## WHAT YOU SHOULD DO
In the entries below, every line that contains "days" must be located and copied.

## DATA EXTRACTS
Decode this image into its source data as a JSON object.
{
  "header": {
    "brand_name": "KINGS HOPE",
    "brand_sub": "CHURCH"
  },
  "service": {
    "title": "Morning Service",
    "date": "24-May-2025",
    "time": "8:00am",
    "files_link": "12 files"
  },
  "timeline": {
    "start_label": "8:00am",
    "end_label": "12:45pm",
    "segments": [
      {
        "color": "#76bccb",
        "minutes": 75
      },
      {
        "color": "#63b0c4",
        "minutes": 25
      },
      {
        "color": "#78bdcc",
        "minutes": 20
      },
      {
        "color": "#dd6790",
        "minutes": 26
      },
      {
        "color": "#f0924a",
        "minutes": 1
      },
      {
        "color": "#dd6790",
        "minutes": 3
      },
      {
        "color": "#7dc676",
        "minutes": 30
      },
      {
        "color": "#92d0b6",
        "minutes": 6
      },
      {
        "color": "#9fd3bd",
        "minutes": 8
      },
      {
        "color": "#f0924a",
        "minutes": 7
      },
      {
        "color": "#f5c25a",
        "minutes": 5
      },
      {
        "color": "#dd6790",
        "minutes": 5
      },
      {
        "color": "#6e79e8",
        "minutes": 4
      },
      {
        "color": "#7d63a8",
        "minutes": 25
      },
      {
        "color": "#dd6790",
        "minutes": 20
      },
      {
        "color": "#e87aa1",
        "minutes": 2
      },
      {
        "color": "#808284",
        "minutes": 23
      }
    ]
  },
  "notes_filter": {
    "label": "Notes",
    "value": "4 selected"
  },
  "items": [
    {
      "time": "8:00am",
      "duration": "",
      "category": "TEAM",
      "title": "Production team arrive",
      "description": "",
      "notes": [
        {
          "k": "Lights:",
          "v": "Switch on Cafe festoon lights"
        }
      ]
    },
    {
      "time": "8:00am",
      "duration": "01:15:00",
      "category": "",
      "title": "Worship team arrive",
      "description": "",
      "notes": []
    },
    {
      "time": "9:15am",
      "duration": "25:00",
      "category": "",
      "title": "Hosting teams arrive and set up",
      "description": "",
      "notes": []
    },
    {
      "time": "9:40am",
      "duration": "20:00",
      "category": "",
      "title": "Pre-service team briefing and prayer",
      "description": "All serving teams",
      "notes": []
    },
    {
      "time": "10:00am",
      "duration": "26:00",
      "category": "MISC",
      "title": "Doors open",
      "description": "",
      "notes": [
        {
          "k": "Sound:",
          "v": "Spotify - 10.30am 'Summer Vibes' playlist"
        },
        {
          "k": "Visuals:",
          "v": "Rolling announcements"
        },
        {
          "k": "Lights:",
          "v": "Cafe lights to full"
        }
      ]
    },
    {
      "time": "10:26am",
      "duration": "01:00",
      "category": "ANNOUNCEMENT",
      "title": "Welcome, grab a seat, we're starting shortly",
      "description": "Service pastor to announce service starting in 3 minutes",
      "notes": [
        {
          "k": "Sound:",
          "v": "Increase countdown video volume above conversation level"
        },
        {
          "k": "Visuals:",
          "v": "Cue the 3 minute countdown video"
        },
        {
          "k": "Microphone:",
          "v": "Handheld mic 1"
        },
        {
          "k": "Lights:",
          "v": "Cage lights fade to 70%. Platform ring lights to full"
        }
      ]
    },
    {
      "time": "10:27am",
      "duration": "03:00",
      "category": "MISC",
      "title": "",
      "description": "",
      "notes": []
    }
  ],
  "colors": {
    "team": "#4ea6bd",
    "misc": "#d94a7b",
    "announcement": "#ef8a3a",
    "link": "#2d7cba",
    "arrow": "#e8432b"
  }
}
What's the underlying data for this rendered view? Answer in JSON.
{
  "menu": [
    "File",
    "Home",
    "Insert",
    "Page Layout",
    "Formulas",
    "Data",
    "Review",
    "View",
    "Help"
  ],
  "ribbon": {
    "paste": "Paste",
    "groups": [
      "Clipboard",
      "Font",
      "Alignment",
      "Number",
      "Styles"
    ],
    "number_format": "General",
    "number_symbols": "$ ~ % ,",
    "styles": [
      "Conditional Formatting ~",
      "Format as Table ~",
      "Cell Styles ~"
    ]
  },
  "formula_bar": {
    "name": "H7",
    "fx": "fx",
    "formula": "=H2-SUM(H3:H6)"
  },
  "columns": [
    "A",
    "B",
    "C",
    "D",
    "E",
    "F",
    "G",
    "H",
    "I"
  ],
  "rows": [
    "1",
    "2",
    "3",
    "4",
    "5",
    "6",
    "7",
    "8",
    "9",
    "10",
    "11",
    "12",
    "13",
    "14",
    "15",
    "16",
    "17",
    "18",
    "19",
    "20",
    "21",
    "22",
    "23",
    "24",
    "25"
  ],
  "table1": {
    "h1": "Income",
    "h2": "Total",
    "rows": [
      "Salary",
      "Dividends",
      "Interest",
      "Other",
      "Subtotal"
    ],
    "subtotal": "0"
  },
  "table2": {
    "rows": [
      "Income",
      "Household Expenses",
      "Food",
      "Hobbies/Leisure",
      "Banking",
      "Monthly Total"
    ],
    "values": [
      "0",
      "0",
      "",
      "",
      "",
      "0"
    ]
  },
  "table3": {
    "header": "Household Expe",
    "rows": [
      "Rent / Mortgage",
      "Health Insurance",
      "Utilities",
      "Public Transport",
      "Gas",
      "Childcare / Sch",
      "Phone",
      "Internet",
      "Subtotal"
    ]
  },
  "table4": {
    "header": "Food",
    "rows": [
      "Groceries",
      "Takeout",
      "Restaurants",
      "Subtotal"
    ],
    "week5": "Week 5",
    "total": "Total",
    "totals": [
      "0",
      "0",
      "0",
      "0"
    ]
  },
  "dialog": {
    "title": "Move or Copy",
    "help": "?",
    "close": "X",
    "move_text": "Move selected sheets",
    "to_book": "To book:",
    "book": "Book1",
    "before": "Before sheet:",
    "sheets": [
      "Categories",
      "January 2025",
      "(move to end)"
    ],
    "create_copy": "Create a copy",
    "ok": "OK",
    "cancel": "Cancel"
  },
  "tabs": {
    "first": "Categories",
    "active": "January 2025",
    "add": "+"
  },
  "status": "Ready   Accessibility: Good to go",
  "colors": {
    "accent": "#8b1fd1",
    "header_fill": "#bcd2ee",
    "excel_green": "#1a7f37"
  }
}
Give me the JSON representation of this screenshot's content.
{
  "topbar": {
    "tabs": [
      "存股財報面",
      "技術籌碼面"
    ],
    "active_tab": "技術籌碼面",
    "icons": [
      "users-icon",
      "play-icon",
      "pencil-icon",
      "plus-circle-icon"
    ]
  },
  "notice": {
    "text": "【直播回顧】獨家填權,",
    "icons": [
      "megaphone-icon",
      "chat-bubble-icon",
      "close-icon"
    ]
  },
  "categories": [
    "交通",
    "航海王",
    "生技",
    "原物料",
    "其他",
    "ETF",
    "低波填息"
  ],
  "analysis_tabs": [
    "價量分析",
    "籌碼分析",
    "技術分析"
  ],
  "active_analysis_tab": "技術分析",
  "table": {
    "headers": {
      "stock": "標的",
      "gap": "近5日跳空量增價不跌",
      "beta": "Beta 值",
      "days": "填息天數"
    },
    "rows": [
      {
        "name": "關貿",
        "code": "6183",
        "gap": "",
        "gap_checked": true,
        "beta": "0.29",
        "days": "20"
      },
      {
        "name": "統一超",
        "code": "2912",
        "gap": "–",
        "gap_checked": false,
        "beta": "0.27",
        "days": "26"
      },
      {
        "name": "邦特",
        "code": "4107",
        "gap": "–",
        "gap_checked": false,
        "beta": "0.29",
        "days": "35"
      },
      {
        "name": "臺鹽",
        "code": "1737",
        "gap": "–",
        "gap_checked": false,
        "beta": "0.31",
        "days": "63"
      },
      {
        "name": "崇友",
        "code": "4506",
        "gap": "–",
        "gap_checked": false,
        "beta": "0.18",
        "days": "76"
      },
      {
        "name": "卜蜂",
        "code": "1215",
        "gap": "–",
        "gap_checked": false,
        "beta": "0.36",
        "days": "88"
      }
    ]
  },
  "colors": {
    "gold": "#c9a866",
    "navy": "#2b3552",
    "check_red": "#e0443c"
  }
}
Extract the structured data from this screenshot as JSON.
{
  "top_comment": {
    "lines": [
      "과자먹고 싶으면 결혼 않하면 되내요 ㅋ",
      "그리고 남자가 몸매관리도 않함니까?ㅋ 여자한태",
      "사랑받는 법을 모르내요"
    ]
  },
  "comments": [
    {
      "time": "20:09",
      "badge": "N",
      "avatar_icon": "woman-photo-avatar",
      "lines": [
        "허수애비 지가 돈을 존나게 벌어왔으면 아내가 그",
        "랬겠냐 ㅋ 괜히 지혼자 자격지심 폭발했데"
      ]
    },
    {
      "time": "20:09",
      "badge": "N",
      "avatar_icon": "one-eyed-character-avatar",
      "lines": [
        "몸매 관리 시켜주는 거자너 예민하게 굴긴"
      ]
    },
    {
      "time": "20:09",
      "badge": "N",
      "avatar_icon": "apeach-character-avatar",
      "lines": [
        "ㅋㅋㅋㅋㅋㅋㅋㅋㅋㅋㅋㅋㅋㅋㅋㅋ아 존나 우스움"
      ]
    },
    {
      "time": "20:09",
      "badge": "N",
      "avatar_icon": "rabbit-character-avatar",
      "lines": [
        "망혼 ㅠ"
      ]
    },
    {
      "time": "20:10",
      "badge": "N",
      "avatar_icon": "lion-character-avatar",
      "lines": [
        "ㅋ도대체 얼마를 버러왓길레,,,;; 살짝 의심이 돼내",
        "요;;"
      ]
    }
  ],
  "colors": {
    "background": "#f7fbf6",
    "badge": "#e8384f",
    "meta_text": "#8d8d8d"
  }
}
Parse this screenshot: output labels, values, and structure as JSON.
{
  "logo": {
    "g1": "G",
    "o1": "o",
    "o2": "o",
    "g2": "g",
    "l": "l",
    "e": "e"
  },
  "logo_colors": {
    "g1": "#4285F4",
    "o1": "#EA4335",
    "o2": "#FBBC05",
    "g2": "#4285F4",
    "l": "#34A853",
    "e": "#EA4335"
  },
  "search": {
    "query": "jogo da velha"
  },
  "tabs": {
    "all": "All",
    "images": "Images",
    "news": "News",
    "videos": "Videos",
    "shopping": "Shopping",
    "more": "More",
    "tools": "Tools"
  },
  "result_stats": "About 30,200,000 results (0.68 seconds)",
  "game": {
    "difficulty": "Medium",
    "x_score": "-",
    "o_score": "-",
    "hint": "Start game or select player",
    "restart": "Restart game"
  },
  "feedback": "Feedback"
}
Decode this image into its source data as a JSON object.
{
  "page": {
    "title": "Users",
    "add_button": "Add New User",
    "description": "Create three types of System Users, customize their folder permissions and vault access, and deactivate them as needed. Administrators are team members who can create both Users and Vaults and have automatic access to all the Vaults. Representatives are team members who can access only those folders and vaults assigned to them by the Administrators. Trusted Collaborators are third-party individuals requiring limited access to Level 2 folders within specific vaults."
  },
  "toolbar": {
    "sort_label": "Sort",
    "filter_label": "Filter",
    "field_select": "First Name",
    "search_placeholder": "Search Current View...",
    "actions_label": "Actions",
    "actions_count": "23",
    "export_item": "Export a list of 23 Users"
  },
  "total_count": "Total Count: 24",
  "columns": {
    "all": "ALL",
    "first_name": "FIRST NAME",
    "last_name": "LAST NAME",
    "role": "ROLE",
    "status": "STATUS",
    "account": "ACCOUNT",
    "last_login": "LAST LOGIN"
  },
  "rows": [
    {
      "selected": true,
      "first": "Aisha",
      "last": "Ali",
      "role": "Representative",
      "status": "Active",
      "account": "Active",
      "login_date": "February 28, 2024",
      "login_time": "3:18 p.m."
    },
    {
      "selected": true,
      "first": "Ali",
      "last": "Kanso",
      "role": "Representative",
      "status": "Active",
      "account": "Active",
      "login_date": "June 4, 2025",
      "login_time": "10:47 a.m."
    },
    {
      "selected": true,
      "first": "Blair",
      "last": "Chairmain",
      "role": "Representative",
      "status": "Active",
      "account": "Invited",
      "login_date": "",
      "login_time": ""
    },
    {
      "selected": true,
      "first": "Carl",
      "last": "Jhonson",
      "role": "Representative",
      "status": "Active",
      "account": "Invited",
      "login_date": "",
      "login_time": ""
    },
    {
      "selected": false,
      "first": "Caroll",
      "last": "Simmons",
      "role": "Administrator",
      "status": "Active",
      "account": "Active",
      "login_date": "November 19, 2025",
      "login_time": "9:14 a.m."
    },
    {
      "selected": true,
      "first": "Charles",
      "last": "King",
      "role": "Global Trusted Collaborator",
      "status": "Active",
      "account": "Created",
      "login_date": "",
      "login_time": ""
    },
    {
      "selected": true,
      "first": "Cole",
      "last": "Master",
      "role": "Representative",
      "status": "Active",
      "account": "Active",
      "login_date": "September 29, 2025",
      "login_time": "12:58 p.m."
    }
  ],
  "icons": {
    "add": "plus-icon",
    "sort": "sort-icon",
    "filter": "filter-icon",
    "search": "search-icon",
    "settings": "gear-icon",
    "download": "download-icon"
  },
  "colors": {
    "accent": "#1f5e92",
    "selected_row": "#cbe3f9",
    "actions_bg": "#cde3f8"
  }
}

## TASK RESPONSE
      "days": "填息天數"
        "days": "20"
        "days": "26"
        "days": "35"
        "days": "63"
        "days": "76"
        "days": "88"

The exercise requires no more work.